_WORK INSTRUCTION:_ Which lines of the entries contain the string "right"? Please find them and copy them.

_RECORDS SHOWN:_
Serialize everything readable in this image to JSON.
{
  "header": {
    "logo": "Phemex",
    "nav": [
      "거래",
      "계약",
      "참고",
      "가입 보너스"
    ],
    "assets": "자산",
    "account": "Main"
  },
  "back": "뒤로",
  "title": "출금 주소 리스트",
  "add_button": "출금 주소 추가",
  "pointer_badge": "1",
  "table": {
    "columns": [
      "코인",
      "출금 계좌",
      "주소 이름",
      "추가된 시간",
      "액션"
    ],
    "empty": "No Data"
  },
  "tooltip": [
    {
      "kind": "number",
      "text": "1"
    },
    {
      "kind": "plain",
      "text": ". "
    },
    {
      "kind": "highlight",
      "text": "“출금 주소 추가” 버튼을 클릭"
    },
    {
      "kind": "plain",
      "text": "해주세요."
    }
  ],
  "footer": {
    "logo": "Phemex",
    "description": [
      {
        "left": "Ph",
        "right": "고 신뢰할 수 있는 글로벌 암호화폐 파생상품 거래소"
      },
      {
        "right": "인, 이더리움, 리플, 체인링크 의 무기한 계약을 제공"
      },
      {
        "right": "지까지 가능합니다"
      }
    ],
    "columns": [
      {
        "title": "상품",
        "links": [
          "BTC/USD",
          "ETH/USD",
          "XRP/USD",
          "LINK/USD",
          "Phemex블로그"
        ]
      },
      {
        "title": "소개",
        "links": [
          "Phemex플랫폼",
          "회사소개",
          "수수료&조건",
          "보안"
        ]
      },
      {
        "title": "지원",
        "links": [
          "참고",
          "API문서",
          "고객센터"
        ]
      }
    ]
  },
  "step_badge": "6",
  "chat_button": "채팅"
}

_SOLUTION:_
        "right": "고 신뢰할 수 있는 글로벌 암호화폐 파생상품 거래소"
        "right": "인, 이더리움, 리플, 체인링크 의 무기한 계약을 제공"
        "right": "지까지 가능합니다"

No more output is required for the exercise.